What you will do
Each record below should be returned exactly, with its pictures left out.

Source material
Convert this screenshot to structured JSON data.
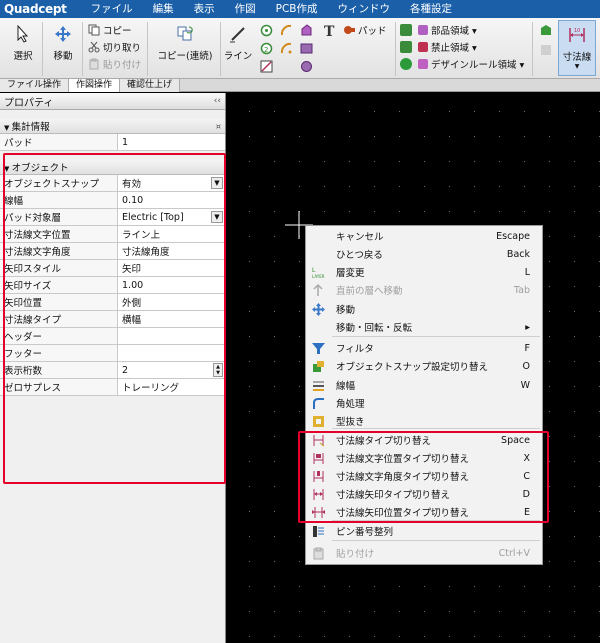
{
  "app": {
    "logo": "Quadcept"
  },
  "menu": [
    "ファイル",
    "編集",
    "表示",
    "作図",
    "PCB作成",
    "ウィンドウ",
    "各種設定"
  ],
  "ribbon": {
    "select": "選択",
    "move": "移動",
    "copy": "コピー",
    "cut": "切り取り",
    "paste": "貼り付け",
    "copy_continuous": "コピー(連続)",
    "line": "ライン",
    "pad": "パッド",
    "part_area": "部品領域 ▾",
    "prohibit_area": "禁止領域 ▾",
    "design_rule_area": "デザインルール領域 ▾",
    "dimension": "寸法線"
  },
  "tabs": [
    "ファイル操作",
    "作図操作",
    "確認仕上げ"
  ],
  "panel": {
    "title": "プロパティ",
    "collapse": "‹‹",
    "summary_section": "集計情報",
    "summary_pin": "¤",
    "summary_rows": [
      {
        "key": "パッド",
        "value": "1"
      }
    ],
    "object_section": "オブジェクト",
    "object_rows": [
      {
        "key": "オブジェクトスナップ",
        "value": "有効"
      },
      {
        "key": "線幅",
        "value": "0.10"
      },
      {
        "key": "パッド対象層",
        "value": "Electric [Top]"
      },
      {
        "key": "寸法線文字位置",
        "value": "ライン上"
      },
      {
        "key": "寸法線文字角度",
        "value": "寸法線角度"
      },
      {
        "key": "矢印スタイル",
        "value": "矢印"
      },
      {
        "key": "矢印サイズ",
        "value": "1.00"
      },
      {
        "key": "矢印位置",
        "value": "外側"
      },
      {
        "key": "寸法線タイプ",
        "value": "横幅"
      },
      {
        "key": "ヘッダー",
        "value": ""
      },
      {
        "key": "フッター",
        "value": ""
      },
      {
        "key": "表示桁数",
        "value": "2"
      },
      {
        "key": "ゼロサプレス",
        "value": "トレーリング"
      }
    ]
  },
  "context_menu": {
    "items": [
      {
        "label": "キャンセル",
        "shortcut": "Escape",
        "icon": "none-icon"
      },
      {
        "label": "ひとつ戻る",
        "shortcut": "Back",
        "icon": "none-icon"
      },
      {
        "label": "層変更",
        "shortcut": "L",
        "icon": "layer-icon"
      },
      {
        "label": "直前の層へ移動",
        "shortcut": "Tab",
        "icon": "prev-layer-icon"
      },
      {
        "label": "移動",
        "shortcut": "",
        "icon": "move-icon"
      },
      {
        "label": "移動・回転・反転",
        "shortcut": "▸",
        "icon": "none-icon"
      },
      {
        "label": "フィルタ",
        "shortcut": "F",
        "icon": "filter-icon"
      },
      {
        "label": "オブジェクトスナップ設定切り替え",
        "shortcut": "O",
        "icon": "snap-icon"
      },
      {
        "label": "線幅",
        "shortcut": "W",
        "icon": "line-width-icon"
      },
      {
        "label": "角処理",
        "shortcut": "",
        "icon": "corner-icon"
      },
      {
        "label": "型抜き",
        "shortcut": "",
        "icon": "cutout-icon"
      },
      {
        "label": "寸法線タイプ切り替え",
        "shortcut": "Space",
        "icon": "dim-type-icon"
      },
      {
        "label": "寸法線文字位置タイプ切り替え",
        "shortcut": "X",
        "icon": "dim-text-pos-icon"
      },
      {
        "label": "寸法線文字角度タイプ切り替え",
        "shortcut": "C",
        "icon": "dim-text-angle-icon"
      },
      {
        "label": "寸法線矢印タイプ切り替え",
        "shortcut": "D",
        "icon": "dim-arrow-icon"
      },
      {
        "label": "寸法線矢印位置タイプ切り替え",
        "shortcut": "E",
        "icon": "dim-arrow-pos-icon"
      },
      {
        "label": "ピン番号整列",
        "shortcut": "",
        "icon": "pin-align-icon"
      },
      {
        "label": "貼り付け",
        "shortcut": "Ctrl+V",
        "icon": "paste-icon"
      }
    ]
  },
  "colors": {
    "menubar": "#1b5fa8",
    "highlight_box": "#e4002b"
  }
}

Result below
Convert this screenshot to structured JSON data.
{
  "app": {
    "logo": "Quadcept"
  },
  "menu": [
    "ファイル",
    "編集",
    "表示",
    "作図",
    "PCB作成",
    "ウィンドウ",
    "各種設定"
  ],
  "ribbon": {
    "select": "選択",
    "move": "移動",
    "copy": "コピー",
    "cut": "切り取り",
    "paste": "貼り付け",
    "copy_continuous": "コピー(連続)",
    "line": "ライン",
    "pad": "パッド",
    "part_area": "部品領域 ▾",
    "prohibit_area": "禁止領域 ▾",
    "design_rule_area": "デザインルール領域 ▾",
    "dimension": "寸法線"
  },
  "tabs": [
    "ファイル操作",
    "作図操作",
    "確認仕上げ"
  ],
  "panel": {
    "title": "プロパティ",
    "collapse": "‹‹",
    "summary_section": "集計情報",
    "summary_pin": "¤",
    "summary_rows": [
      {
        "key": "パッド",
        "value": "1"
      }
    ],
    "object_section": "オブジェクト",
    "object_rows": [
      {
        "key": "オブジェクトスナップ",
        "value": "有効"
      },
      {
        "key": "線幅",
        "value": "0.10"
      },
      {
        "key": "パッド対象層",
        "value": "Electric [Top]"
      },
      {
        "key": "寸法線文字位置",
        "value": "ライン上"
      },
      {
        "key": "寸法線文字角度",
        "value": "寸法線角度"
      },
      {
        "key": "矢印スタイル",
        "value": "矢印"
      },
      {
        "key": "矢印サイズ",
        "value": "1.00"
      },
      {
        "key": "矢印位置",
        "value": "外側"
      },
      {
        "key": "寸法線タイプ",
        "value": "横幅"
      },
      {
        "key": "ヘッダー",
        "value": ""
      },
      {
        "key": "フッター",
        "value": ""
      },
      {
        "key": "表示桁数",
        "value": "2"
      },
      {
        "key": "ゼロサプレス",
        "value": "トレーリング"
      }
    ]
  },
  "context_menu": {
    "items": [
      {
        "label": "キャンセル",
        "shortcut": "Escape",
        "icon": "none-icon"
      },
      {
        "label": "ひとつ戻る",
        "shortcut": "Back",
        "icon": "none-icon"
      },
      {
        "label": "層変更",
        "shortcut": "L",
        "icon": "layer-icon"
      },
      {
        "label": "直前の層へ移動",
        "shortcut": "Tab",
        "icon": "prev-layer-icon"
      },
      {
        "label": "移動",
        "shortcut": "",
        "icon": "move-icon"
      },
      {
        "label": "移動・回転・反転",
        "shortcut": "▸",
        "icon": "none-icon"
      },
      {
        "label": "フィルタ",
        "shortcut": "F",
        "icon": "filter-icon"
      },
      {
        "label": "オブジェクトスナップ設定切り替え",
        "shortcut": "O",
        "icon": "snap-icon"
      },
      {
        "label": "線幅",
        "shortcut": "W",
        "icon": "line-width-icon"
      },
      {
        "label": "角処理",
        "shortcut": "",
        "icon": "corner-icon"
      },
      {
        "label": "型抜き",
        "shortcut": "",
        "icon": "cutout-icon"
      },
      {
        "label": "寸法線タイプ切り替え",
        "shortcut": "Space",
        "icon": "dim-type-icon"
      },
      {
        "label": "寸法線文字位置タイプ切り替え",
        "shortcut": "X",
        "icon": "dim-text-pos-icon"
      },
      {
        "label": "寸法線文字角度タイプ切り替え",
        "shortcut": "C",
        "icon": "dim-text-angle-icon"
      },
      {
        "label": "寸法線矢印タイプ切り替え",
        "shortcut": "D",
        "icon": "dim-arrow-icon"
      },
      {
        "label": "寸法線矢印位置タイプ切り替え",
        "shortcut": "E",
        "icon": "dim-arrow-pos-icon"
      },
      {
        "label": "ピン番号整列",
        "shortcut": "",
        "icon": "pin-align-icon"
      },
      {
        "label": "貼り付け",
        "shortcut": "Ctrl+V",
        "icon": "paste-icon"
      }
    ]
  },
  "colors": {
    "menubar": "#1b5fa8",
    "highlight_box": "#e4002b"
  }
}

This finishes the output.